(Excerpts from a dataset)

==============================

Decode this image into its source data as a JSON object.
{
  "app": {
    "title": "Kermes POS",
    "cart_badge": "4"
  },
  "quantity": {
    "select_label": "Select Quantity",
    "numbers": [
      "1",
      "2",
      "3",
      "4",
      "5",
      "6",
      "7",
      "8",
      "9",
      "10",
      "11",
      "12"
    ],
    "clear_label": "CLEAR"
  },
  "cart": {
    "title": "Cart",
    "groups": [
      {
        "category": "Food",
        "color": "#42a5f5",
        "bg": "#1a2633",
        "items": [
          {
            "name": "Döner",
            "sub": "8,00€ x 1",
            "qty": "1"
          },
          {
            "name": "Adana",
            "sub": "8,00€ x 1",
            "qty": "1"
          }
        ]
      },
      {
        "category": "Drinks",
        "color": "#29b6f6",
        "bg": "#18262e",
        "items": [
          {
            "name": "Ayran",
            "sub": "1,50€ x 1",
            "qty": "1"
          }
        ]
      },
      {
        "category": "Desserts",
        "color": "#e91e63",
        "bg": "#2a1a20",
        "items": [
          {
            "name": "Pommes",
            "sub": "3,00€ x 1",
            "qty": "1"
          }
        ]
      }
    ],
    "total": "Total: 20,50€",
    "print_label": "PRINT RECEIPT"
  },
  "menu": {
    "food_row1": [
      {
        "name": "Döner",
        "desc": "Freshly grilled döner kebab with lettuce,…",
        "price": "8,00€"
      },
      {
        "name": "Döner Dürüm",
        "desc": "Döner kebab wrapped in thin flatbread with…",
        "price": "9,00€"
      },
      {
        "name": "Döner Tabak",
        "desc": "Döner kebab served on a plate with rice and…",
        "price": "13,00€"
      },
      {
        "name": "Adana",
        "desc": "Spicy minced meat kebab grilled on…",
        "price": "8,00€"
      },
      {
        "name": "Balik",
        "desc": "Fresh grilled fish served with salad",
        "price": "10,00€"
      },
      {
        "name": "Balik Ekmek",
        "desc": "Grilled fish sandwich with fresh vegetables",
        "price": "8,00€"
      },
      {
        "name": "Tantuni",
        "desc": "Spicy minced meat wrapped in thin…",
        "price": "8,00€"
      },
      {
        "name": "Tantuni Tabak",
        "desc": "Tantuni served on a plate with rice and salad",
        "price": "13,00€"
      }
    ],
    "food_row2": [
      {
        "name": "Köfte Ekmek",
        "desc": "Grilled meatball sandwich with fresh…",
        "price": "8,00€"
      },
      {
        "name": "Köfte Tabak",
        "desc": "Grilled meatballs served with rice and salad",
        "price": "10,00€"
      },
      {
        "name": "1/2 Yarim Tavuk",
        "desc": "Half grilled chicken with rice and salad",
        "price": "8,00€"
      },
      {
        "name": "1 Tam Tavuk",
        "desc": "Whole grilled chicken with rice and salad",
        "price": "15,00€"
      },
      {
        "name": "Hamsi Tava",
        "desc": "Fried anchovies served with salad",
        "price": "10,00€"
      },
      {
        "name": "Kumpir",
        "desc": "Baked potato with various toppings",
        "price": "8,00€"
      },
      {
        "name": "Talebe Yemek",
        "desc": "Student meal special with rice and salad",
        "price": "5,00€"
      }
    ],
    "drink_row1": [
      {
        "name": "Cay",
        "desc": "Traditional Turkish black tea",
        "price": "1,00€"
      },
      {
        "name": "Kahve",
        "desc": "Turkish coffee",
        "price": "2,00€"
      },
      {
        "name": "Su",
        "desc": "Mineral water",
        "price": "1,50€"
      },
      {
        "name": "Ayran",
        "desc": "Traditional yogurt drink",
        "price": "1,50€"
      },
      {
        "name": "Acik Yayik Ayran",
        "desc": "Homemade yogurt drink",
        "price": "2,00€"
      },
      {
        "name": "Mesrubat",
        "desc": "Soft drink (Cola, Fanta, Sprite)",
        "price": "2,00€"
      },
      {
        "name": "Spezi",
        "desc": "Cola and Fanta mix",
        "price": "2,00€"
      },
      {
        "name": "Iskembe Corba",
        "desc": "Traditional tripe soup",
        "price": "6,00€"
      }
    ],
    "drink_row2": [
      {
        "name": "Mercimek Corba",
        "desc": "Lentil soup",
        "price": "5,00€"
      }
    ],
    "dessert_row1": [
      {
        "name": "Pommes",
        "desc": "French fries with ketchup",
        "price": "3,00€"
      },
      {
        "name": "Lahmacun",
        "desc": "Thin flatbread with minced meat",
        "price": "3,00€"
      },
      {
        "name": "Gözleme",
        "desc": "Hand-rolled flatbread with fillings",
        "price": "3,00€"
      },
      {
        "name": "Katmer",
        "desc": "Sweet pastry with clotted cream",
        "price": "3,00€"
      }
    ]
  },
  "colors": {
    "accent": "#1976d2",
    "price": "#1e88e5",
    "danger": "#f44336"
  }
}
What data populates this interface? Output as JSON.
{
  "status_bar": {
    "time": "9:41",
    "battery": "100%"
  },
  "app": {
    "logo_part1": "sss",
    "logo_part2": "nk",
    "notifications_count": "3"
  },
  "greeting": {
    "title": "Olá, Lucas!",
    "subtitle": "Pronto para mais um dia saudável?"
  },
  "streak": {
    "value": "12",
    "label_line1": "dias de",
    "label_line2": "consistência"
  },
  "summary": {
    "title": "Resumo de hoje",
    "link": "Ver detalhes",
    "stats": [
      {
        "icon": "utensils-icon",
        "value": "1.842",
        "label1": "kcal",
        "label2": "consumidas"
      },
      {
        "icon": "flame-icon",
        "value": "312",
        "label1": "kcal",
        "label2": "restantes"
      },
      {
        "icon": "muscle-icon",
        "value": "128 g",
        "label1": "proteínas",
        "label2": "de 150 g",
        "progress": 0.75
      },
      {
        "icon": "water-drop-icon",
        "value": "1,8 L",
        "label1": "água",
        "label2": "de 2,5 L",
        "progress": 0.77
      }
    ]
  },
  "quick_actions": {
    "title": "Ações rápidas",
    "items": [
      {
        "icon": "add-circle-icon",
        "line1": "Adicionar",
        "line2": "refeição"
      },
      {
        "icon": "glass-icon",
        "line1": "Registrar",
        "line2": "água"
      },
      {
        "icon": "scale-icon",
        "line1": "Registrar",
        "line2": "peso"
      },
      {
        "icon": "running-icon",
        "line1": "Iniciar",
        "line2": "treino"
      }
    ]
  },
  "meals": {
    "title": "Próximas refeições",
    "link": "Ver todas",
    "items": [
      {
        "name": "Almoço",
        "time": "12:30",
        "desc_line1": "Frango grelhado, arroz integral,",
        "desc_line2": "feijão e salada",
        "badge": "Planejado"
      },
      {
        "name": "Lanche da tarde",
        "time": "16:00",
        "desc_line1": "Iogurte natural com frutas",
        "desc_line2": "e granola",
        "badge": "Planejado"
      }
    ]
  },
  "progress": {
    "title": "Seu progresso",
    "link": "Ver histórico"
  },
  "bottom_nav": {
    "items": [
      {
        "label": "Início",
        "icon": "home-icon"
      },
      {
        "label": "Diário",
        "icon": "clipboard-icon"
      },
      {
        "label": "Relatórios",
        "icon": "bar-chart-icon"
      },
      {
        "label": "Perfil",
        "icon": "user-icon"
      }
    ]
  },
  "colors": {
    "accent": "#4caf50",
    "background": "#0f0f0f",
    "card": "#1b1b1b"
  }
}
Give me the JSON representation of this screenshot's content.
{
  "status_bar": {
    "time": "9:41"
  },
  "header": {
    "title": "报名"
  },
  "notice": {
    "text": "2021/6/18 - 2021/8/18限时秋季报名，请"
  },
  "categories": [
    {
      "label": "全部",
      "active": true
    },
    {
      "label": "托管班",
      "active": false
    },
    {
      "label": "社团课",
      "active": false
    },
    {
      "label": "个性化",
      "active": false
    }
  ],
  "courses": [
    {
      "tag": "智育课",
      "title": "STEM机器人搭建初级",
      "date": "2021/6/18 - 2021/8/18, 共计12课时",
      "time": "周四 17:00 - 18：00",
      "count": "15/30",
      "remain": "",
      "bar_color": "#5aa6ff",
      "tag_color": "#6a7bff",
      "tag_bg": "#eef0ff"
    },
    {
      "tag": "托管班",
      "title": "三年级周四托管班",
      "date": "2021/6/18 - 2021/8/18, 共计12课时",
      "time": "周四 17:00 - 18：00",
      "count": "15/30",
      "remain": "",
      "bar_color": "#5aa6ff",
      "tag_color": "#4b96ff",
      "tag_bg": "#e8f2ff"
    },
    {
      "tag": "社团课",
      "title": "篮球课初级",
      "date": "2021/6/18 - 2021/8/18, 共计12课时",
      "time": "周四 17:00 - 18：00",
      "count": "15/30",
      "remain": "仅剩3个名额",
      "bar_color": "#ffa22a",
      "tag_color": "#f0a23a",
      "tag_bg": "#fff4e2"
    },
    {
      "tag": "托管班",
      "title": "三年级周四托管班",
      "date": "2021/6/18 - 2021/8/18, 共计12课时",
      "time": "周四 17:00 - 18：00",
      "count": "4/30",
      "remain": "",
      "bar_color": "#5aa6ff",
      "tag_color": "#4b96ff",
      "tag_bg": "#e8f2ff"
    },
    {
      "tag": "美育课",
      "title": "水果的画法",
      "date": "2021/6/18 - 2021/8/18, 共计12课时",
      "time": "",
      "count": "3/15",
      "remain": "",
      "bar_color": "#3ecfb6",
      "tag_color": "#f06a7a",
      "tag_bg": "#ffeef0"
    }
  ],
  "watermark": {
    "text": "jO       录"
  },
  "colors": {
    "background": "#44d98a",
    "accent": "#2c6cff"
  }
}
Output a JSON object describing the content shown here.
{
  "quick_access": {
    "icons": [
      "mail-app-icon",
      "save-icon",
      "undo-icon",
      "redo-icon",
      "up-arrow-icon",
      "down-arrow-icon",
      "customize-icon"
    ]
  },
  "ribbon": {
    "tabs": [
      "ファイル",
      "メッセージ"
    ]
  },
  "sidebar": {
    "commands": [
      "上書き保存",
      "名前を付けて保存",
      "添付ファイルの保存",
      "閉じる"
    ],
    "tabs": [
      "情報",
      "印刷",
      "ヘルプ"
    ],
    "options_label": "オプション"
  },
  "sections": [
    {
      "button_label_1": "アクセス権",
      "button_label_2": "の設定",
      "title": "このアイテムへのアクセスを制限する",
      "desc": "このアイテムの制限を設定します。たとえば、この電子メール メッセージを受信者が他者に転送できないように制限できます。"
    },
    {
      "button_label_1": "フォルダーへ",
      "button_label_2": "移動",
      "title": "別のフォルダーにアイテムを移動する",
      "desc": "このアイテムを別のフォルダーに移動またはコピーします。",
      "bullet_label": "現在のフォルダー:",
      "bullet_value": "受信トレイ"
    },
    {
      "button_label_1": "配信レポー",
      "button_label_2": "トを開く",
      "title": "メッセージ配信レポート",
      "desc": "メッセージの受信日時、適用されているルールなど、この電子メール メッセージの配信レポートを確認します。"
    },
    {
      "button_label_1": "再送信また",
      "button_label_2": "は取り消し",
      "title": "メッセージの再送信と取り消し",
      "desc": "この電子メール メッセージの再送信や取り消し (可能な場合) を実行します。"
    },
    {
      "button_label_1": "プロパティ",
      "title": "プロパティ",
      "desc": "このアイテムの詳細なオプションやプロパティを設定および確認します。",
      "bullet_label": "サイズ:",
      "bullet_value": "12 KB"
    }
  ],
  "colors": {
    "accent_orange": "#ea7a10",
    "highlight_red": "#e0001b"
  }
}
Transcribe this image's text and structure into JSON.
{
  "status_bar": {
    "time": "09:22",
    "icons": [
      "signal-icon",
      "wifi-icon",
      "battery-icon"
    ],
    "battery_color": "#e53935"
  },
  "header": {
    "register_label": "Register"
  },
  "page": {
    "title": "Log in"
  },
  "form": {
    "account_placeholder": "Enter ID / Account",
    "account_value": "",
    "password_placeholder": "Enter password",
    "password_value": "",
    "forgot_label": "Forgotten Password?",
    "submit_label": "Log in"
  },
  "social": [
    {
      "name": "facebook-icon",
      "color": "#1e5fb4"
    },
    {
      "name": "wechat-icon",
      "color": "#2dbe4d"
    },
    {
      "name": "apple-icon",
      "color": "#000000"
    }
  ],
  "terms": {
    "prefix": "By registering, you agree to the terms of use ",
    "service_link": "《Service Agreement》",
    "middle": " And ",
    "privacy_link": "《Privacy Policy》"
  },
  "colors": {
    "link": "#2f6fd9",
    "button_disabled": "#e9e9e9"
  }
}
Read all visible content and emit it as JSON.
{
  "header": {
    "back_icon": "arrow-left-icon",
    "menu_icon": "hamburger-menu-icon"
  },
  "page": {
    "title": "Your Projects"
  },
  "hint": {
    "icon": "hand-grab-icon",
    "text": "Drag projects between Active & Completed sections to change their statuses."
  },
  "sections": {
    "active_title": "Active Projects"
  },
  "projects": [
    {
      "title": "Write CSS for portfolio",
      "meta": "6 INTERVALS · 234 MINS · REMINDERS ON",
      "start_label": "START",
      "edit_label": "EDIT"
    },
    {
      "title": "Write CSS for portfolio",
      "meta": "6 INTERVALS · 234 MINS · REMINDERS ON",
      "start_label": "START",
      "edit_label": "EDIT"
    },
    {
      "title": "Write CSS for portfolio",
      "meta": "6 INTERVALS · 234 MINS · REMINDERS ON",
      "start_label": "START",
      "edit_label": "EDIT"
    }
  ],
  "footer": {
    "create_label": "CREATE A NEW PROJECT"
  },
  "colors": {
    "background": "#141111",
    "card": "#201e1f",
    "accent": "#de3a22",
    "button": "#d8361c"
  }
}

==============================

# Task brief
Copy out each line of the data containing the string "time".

# Written response
    "time": "9:41",
        "time": "12:30",
        "time": "16:00",
    "time": "9:41"
      "time": "周四 17:00 - 18：00",
      "time": "周四 17:00 - 18：00",
      "time": "周四 17:00 - 18：00",
      "time": "周四 17:00 - 18：00",
      "time": "",
    "time": "09:22",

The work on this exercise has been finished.